The proposed 'Tulip' skyscraper will not be built in the City of London after Mayor Sadiq Khan vetoed plans.
It was intended to be a 300-metre (1,000ft) skyscraper towering over The Thames. However plans to build what would have been the second tallest building in Western Europe, dubbed "The Tulip" have been thrown out by Sadiq Khan.
“The mayor has a number of serious concerns with this application and having studied it in detail has refused permission for a scheme that he believes would result in very limited public benefit,” Khan’s spokesman said.
Visual pollution to London's skyline is one of Mr Khan's main arguments against the skyscraper.

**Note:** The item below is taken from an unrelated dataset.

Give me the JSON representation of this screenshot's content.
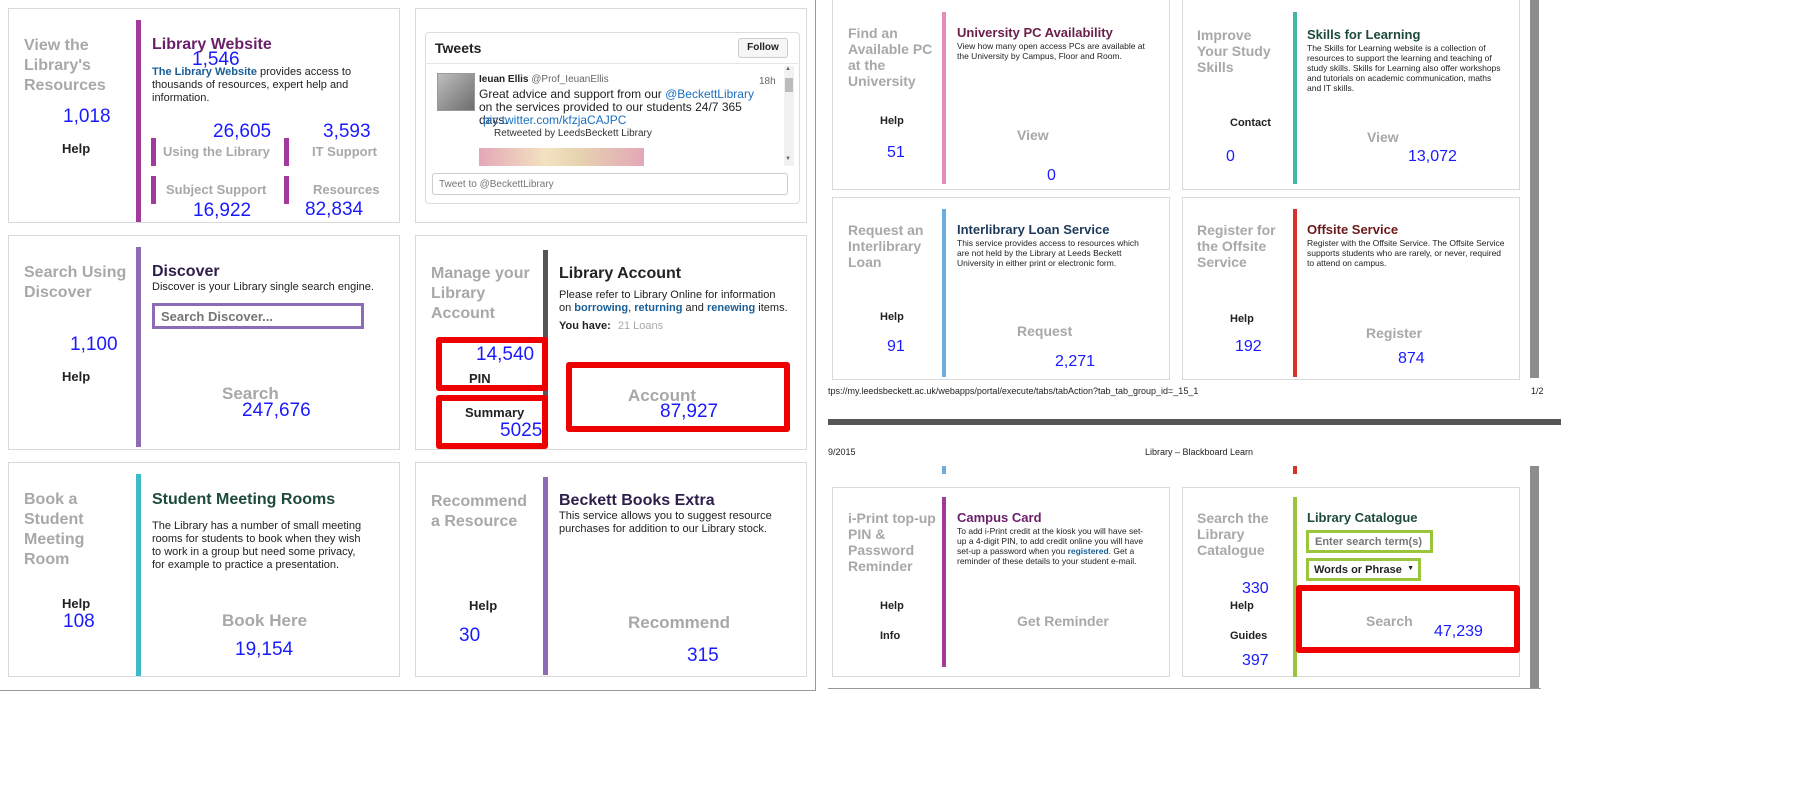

“In particular, he believes that the design is of insufficient quality for such a prominent location, and that the tower would result in harm to London’s skyline and impact views of the nearby Tower of London world heritage site," his spokesman said.
"The proposals would also result in an unwelcoming, poorly designed public space at street level.”
The plans had originally been approved in April 2019, despite a backlash from groups such as Historic England.
The City of London Corporation (CoLC) claimed that the skyscraper would have been “truly unique visitor attraction” that would have helped the City's economy.
It would have had transparent pods, glass slides to connect floors, and a restaurant and bar at the top.
The 'Tulip' would have also featured classroom space "offering 40,000 free places per year for London's state schoolchildren", according to the project's website.
The skyscraper would have been designed by Foster + Partners architectural design and engineering firm, who were aiming to have the project completed by 2025.